Well I have been pretty quiet for the past week and that will be the pattern from here on in with occasional updates as time permits. Although in this case a lot of that is because of changing computers around as well. It was decided to get more use out of the secondary PC seeing as it is actually the newer and faster one, so I am still partway through the job of having given it the three head video card and third screen, and the extra memory (currently it has 16 GB and the older computer has 12, but this is because of the older computer's memory not working in the newer computer, so I intend to add another 8 GB to this newer computer when the opportunity permits, to ensure it has plenty of memory). Rearranging all the files etc is still in the process of happening due to the amount of work involved.
I have been working on maps of the Dunedin area and these will soon go into the Otago-Southland maps project so that they can be published as the earlier MSL series did. At the moment I am working on Merton, Seacliff, Waitati, Sawyers Bay, Port Chalmers, Ravensbourne and Dunedin.

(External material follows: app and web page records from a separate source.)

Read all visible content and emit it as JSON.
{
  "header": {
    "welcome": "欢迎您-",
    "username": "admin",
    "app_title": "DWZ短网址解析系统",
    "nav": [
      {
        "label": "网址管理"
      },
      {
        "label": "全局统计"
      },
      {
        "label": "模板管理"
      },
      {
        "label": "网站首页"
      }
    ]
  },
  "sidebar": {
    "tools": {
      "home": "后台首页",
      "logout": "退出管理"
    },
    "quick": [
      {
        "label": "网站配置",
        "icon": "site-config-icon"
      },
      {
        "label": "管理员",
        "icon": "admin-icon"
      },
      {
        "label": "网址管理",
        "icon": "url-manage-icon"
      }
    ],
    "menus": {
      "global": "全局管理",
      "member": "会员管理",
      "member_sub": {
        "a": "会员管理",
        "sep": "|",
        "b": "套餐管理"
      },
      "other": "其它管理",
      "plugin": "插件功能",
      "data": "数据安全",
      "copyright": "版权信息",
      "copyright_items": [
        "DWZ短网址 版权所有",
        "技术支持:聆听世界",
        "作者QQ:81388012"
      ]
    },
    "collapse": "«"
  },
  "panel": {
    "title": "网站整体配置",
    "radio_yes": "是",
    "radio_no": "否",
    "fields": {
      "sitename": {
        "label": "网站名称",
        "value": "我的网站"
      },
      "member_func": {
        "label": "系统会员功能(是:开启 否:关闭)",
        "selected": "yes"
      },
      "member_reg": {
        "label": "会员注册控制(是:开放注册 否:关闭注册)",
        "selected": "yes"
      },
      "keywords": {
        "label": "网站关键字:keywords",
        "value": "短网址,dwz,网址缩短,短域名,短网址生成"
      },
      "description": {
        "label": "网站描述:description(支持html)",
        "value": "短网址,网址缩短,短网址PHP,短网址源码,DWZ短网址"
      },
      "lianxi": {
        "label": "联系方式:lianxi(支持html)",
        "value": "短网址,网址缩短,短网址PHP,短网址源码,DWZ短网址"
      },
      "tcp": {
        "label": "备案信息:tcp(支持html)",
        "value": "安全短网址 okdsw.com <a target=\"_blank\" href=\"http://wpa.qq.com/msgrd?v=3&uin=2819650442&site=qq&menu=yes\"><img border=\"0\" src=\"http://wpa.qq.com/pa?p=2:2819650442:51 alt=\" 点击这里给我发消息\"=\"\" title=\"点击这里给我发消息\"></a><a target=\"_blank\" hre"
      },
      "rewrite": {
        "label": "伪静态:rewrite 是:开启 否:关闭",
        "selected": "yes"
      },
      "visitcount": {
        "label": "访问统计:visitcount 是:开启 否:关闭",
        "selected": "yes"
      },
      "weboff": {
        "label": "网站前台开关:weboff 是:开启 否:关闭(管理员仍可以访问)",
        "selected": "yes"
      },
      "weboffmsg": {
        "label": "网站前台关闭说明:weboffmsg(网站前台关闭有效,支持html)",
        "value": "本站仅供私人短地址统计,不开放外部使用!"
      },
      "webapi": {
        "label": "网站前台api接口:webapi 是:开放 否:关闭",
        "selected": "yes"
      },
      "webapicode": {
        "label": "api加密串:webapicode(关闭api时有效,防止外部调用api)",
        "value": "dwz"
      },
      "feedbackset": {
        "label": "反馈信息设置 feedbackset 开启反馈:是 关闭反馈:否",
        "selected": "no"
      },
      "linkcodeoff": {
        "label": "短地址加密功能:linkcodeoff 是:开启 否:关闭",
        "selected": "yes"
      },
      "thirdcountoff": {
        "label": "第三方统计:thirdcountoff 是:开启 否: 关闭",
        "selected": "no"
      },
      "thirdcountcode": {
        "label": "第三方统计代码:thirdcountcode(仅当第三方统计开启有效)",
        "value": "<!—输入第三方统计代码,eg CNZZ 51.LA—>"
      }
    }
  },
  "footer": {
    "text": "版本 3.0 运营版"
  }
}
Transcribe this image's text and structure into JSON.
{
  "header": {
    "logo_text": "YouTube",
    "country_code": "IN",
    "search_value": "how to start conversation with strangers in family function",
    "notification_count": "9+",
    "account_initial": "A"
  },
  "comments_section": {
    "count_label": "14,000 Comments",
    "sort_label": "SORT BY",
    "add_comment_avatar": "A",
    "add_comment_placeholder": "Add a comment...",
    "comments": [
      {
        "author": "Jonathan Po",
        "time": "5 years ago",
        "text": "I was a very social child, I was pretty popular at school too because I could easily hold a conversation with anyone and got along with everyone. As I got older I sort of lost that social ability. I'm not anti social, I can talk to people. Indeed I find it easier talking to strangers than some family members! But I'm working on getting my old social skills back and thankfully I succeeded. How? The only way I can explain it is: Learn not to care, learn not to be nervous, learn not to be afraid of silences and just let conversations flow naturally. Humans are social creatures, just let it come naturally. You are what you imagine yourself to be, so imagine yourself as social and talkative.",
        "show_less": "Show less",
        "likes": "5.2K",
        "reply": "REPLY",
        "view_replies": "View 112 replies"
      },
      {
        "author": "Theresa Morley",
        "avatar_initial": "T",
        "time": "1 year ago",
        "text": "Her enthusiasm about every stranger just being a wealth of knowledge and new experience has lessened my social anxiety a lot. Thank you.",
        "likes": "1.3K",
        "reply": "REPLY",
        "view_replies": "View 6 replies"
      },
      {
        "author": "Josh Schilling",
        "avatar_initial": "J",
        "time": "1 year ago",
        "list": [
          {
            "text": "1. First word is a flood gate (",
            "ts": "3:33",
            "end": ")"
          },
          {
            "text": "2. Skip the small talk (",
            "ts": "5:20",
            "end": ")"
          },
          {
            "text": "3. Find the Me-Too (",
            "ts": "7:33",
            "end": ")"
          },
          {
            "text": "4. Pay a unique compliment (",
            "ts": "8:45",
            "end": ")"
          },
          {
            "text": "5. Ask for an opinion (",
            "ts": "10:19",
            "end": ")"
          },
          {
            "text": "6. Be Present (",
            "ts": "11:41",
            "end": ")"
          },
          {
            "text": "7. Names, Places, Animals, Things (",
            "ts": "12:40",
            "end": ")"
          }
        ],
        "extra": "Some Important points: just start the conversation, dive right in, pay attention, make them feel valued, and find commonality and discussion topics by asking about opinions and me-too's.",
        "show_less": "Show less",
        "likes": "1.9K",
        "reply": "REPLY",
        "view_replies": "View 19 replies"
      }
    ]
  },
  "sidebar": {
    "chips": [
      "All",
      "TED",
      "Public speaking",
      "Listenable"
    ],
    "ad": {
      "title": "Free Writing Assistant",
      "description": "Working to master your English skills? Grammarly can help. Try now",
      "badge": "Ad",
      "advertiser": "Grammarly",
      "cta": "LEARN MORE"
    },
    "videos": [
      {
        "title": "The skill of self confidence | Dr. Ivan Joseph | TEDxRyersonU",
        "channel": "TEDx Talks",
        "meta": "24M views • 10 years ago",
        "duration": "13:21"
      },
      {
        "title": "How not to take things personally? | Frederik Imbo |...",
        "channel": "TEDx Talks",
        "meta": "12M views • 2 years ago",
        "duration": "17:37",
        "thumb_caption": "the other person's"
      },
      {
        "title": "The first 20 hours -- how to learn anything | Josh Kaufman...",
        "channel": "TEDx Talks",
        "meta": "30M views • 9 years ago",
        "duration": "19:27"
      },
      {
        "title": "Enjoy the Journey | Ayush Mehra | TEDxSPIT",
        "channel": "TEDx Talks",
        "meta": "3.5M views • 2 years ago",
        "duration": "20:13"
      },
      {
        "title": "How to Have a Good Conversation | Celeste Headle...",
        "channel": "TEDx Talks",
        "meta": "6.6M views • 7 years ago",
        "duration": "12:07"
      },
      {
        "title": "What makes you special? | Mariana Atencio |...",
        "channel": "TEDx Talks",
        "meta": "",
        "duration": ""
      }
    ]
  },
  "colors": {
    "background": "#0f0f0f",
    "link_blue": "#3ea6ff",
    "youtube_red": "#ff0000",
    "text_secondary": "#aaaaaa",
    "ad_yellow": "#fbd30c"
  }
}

Here is a photo from Google Earth in Waikouaiti.
Just north of the township you have what looks like and in fact is an abandoned piece of highway complete with the centre line marked in and here you can see the closed level crossing. In the background you have the current highway that was once linked into this other old highway via this level crossing.
The other end of that old highway is a bit further north here at Tumai.
Here we have Bridge 197, the old Tumai Overbridge over the MSL and in the background the new section of highway that bypasses this twisty section over that narrow bridge and also eliminates the level crossing shown in the previous picture. The main issues were in fact at that overbridge with its narrowness plus the two sharp curves on its approaches, and at the level crossing.
The highway realignment involved 3.5 km of new highway and cost $7 million to build. It was opened by Minister of Transport Annette King in September 2007. Projects like this rarely happen in the South Island these days as National has focused on sucking as much money as possible into the RONs.